→ **Task objective**:
Report the count of lines in the records that contain "icon", without any added text.

* * * * * * * * *

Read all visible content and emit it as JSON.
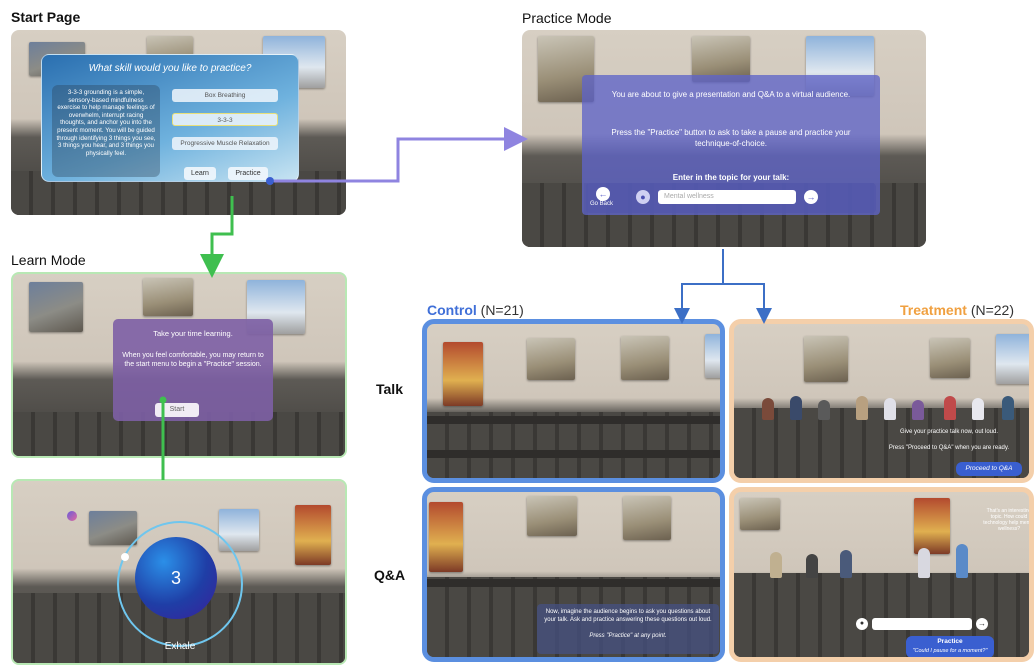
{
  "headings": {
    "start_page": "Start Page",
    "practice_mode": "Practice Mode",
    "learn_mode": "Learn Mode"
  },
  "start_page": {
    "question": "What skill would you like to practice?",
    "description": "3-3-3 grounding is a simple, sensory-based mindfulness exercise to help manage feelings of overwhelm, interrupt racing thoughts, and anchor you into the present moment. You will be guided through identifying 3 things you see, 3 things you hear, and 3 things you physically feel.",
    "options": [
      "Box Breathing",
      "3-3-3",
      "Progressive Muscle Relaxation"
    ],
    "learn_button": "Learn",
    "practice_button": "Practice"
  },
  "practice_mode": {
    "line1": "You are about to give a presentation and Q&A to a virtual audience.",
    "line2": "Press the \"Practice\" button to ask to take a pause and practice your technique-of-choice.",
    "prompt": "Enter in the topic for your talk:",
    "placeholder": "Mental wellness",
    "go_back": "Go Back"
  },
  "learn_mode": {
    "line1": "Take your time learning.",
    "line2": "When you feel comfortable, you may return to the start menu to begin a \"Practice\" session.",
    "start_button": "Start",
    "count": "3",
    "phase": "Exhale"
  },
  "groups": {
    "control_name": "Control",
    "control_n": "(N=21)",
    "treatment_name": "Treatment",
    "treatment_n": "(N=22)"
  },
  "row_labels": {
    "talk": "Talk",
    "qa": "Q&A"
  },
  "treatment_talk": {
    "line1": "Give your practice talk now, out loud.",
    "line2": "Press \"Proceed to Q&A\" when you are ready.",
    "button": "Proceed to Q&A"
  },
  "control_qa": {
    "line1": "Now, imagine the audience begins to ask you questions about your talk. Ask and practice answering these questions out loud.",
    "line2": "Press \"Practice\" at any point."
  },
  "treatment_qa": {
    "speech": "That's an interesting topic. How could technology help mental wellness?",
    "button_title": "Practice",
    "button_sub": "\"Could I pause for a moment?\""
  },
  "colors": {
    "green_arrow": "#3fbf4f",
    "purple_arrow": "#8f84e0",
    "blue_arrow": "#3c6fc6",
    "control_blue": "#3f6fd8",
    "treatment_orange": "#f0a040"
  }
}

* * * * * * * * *

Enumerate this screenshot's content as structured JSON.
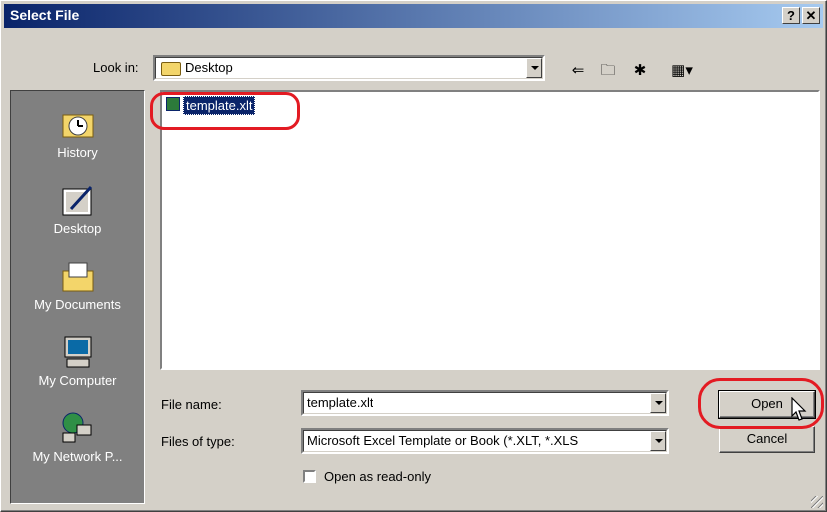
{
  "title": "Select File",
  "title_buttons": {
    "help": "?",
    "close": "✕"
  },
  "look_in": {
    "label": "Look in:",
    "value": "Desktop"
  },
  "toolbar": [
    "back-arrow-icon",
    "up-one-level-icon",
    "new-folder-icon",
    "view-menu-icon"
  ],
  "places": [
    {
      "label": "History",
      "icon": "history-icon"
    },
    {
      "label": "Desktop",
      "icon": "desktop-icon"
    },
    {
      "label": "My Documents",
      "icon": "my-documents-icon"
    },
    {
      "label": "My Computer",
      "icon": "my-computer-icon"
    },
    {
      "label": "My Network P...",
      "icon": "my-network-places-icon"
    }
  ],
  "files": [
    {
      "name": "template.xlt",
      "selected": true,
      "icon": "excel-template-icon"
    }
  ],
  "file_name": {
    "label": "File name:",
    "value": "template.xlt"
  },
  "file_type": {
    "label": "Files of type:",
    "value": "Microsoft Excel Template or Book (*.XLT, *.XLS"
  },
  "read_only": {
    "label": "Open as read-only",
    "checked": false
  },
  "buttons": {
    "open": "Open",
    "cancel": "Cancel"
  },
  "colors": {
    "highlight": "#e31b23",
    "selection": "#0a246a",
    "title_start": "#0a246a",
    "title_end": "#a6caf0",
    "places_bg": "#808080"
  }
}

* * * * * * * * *

→ **Reply to the task**:
10